» EXERCISE: Every entry must be echoed exactly.

***

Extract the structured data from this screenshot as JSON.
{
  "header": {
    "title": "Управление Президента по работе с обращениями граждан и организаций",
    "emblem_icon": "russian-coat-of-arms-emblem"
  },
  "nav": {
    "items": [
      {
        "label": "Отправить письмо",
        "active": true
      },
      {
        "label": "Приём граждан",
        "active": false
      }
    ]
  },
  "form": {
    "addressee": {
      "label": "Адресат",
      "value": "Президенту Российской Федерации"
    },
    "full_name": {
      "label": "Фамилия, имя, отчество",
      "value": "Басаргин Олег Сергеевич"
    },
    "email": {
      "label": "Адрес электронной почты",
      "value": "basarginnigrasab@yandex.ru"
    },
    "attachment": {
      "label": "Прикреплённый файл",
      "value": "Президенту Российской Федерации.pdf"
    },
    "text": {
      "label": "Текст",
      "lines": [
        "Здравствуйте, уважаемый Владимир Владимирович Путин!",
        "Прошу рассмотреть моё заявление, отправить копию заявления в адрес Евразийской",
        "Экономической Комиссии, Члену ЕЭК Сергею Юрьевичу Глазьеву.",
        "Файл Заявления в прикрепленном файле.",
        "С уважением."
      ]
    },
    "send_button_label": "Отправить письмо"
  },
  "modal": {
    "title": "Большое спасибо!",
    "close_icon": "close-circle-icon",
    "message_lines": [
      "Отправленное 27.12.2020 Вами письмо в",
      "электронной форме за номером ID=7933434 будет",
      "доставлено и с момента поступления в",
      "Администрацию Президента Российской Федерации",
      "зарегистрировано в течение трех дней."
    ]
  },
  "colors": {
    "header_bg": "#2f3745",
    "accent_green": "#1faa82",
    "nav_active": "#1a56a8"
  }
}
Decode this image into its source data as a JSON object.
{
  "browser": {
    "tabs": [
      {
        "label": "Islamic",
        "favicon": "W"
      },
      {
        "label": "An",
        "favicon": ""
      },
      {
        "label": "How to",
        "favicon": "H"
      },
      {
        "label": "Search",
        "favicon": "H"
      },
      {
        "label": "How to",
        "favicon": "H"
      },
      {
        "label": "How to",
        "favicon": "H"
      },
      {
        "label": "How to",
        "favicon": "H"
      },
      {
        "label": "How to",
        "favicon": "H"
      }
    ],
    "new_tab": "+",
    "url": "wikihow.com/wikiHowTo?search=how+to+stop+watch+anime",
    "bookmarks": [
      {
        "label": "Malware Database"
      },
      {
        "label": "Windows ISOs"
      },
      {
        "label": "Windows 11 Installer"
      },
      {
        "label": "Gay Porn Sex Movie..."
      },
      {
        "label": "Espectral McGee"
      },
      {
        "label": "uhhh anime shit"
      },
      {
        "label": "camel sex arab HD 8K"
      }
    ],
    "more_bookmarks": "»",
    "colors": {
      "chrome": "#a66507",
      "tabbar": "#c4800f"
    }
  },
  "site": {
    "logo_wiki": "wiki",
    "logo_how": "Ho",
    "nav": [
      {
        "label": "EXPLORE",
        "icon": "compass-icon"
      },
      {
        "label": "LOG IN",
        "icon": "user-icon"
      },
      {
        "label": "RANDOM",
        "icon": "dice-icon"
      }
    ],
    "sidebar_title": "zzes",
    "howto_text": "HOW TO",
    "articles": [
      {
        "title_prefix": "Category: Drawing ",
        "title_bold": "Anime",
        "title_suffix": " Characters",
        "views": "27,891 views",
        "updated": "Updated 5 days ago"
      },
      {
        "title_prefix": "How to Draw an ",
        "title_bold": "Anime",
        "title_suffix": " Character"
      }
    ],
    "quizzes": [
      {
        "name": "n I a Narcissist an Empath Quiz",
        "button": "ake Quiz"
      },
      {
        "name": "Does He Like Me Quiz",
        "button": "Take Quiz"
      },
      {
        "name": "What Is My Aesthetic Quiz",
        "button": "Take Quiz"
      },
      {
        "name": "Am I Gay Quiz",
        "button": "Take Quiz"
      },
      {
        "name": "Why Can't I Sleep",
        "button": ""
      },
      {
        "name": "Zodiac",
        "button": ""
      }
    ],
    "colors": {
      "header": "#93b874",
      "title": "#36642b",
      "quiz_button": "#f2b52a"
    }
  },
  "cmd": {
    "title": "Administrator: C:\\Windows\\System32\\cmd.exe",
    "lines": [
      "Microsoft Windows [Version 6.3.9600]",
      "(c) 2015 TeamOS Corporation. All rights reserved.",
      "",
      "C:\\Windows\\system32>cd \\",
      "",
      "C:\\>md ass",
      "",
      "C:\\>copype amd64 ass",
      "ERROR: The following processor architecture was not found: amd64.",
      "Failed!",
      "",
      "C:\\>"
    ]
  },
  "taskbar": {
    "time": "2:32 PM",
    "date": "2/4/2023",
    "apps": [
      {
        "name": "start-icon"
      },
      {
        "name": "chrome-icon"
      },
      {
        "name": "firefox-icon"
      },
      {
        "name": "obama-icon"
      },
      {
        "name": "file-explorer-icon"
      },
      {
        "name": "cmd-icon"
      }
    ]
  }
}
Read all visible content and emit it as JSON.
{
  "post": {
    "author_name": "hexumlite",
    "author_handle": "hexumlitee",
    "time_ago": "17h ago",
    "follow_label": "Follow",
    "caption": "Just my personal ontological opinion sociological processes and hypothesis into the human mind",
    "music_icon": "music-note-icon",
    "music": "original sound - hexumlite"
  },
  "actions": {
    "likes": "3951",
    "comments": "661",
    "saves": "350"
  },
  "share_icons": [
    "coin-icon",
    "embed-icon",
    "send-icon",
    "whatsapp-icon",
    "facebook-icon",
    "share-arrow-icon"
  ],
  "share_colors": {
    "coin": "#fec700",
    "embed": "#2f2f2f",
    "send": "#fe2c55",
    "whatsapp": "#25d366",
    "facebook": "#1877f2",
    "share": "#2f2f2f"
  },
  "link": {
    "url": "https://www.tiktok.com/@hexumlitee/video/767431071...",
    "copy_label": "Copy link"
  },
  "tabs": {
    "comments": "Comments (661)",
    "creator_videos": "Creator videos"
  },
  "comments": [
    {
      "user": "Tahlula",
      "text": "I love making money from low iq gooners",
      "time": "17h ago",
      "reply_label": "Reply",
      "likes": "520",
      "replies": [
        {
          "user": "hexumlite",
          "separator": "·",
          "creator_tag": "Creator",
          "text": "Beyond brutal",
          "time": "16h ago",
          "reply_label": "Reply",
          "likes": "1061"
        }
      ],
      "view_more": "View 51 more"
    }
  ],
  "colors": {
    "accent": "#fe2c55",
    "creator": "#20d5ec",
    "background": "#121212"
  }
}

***

» SOLUTION TO THE PROBLEM:
Extract the structured data from this screenshot as JSON.
{
  "header": {
    "title": "Управление Президента по работе с обращениями граждан и организаций",
    "emblem_icon": "russian-coat-of-arms-emblem"
  },
  "nav": {
    "items": [
      {
        "label": "Отправить письмо",
        "active": true
      },
      {
        "label": "Приём граждан",
        "active": false
      }
    ]
  },
  "form": {
    "addressee": {
      "label": "Адресат",
      "value": "Президенту Российской Федерации"
    },
    "full_name": {
      "label": "Фамилия, имя, отчество",
      "value": "Басаргин Олег Сергеевич"
    },
    "email": {
      "label": "Адрес электронной почты",
      "value": "basarginnigrasab@yandex.ru"
    },
    "attachment": {
      "label": "Прикреплённый файл",
      "value": "Президенту Российской Федерации.pdf"
    },
    "text": {
      "label": "Текст",
      "lines": [
        "Здравствуйте, уважаемый Владимир Владимирович Путин!",
        "Прошу рассмотреть моё заявление, отправить копию заявления в адрес Евразийской",
        "Экономической Комиссии, Члену ЕЭК Сергею Юрьевичу Глазьеву.",
        "Файл Заявления в прикрепленном файле.",
        "С уважением."
      ]
    },
    "send_button_label": "Отправить письмо"
  },
  "modal": {
    "title": "Большое спасибо!",
    "close_icon": "close-circle-icon",
    "message_lines": [
      "Отправленное 27.12.2020 Вами письмо в",
      "электронной форме за номером ID=7933434 будет",
      "доставлено и с момента поступления в",
      "Администрацию Президента Российской Федерации",
      "зарегистрировано в течение трех дней."
    ]
  },
  "colors": {
    "header_bg": "#2f3745",
    "accent_green": "#1faa82",
    "nav_active": "#1a56a8"
  }
}
Decode this image into its source data as a JSON object.
{
  "browser": {
    "tabs": [
      {
        "label": "Islamic",
        "favicon": "W"
      },
      {
        "label": "An",
        "favicon": ""
      },
      {
        "label": "How to",
        "favicon": "H"
      },
      {
        "label": "Search",
        "favicon": "H"
      },
      {
        "label": "How to",
        "favicon": "H"
      },
      {
        "label": "How to",
        "favicon": "H"
      },
      {
        "label": "How to",
        "favicon": "H"
      },
      {
        "label": "How to",
        "favicon": "H"
      }
    ],
    "new_tab": "+",
    "url": "wikihow.com/wikiHowTo?search=how+to+stop+watch+anime",
    "bookmarks": [
      {
        "label": "Malware Database"
      },
      {
        "label": "Windows ISOs"
      },
      {
        "label": "Windows 11 Installer"
      },
      {
        "label": "Gay Porn Sex Movie..."
      },
      {
        "label": "Espectral McGee"
      },
      {
        "label": "uhhh anime shit"
      },
      {
        "label": "camel sex arab HD 8K"
      }
    ],
    "more_bookmarks": "»",
    "colors": {
      "chrome": "#a66507",
      "tabbar": "#c4800f"
    }
  },
  "site": {
    "logo_wiki": "wiki",
    "logo_how": "Ho",
    "nav": [
      {
        "label": "EXPLORE",
        "icon": "compass-icon"
      },
      {
        "label": "LOG IN",
        "icon": "user-icon"
      },
      {
        "label": "RANDOM",
        "icon": "dice-icon"
      }
    ],
    "sidebar_title": "zzes",
    "howto_text": "HOW TO",
    "articles": [
      {
        "title_prefix": "Category: Drawing ",
        "title_bold": "Anime",
        "title_suffix": " Characters",
        "views": "27,891 views",
        "updated": "Updated 5 days ago"
      },
      {
        "title_prefix": "How to Draw an ",
        "title_bold": "Anime",
        "title_suffix": " Character"
      }
    ],
    "quizzes": [
      {
        "name": "n I a Narcissist an Empath Quiz",
        "button": "ake Quiz"
      },
      {
        "name": "Does He Like Me Quiz",
        "button": "Take Quiz"
      },
      {
        "name": "What Is My Aesthetic Quiz",
        "button": "Take Quiz"
      },
      {
        "name": "Am I Gay Quiz",
        "button": "Take Quiz"
      },
      {
        "name": "Why Can't I Sleep",
        "button": ""
      },
      {
        "name": "Zodiac",
        "button": ""
      }
    ],
    "colors": {
      "header": "#93b874",
      "title": "#36642b",
      "quiz_button": "#f2b52a"
    }
  },
  "cmd": {
    "title": "Administrator: C:\\Windows\\System32\\cmd.exe",
    "lines": [
      "Microsoft Windows [Version 6.3.9600]",
      "(c) 2015 TeamOS Corporation. All rights reserved.",
      "",
      "C:\\Windows\\system32>cd \\",
      "",
      "C:\\>md ass",
      "",
      "C:\\>copype amd64 ass",
      "ERROR: The following processor architecture was not found: amd64.",
      "Failed!",
      "",
      "C:\\>"
    ]
  },
  "taskbar": {
    "time": "2:32 PM",
    "date": "2/4/2023",
    "apps": [
      {
        "name": "start-icon"
      },
      {
        "name": "chrome-icon"
      },
      {
        "name": "firefox-icon"
      },
      {
        "name": "obama-icon"
      },
      {
        "name": "file-explorer-icon"
      },
      {
        "name": "cmd-icon"
      }
    ]
  }
}
Read all visible content and emit it as JSON.
{
  "post": {
    "author_name": "hexumlite",
    "author_handle": "hexumlitee",
    "time_ago": "17h ago",
    "follow_label": "Follow",
    "caption": "Just my personal ontological opinion sociological processes and hypothesis into the human mind",
    "music_icon": "music-note-icon",
    "music": "original sound - hexumlite"
  },
  "actions": {
    "likes": "3951",
    "comments": "661",
    "saves": "350"
  },
  "share_icons": [
    "coin-icon",
    "embed-icon",
    "send-icon",
    "whatsapp-icon",
    "facebook-icon",
    "share-arrow-icon"
  ],
  "share_colors": {
    "coin": "#fec700",
    "embed": "#2f2f2f",
    "send": "#fe2c55",
    "whatsapp": "#25d366",
    "facebook": "#1877f2",
    "share": "#2f2f2f"
  },
  "link": {
    "url": "https://www.tiktok.com/@hexumlitee/video/767431071...",
    "copy_label": "Copy link"
  },
  "tabs": {
    "comments": "Comments (661)",
    "creator_videos": "Creator videos"
  },
  "comments": [
    {
      "user": "Tahlula",
      "text": "I love making money from low iq gooners",
      "time": "17h ago",
      "reply_label": "Reply",
      "likes": "520",
      "replies": [
        {
          "user": "hexumlite",
          "separator": "·",
          "creator_tag": "Creator",
          "text": "Beyond brutal",
          "time": "16h ago",
          "reply_label": "Reply",
          "likes": "1061"
        }
      ],
      "view_more": "View 51 more"
    }
  ],
  "colors": {
    "accent": "#fe2c55",
    "creator": "#20d5ec",
    "background": "#121212"
  }
}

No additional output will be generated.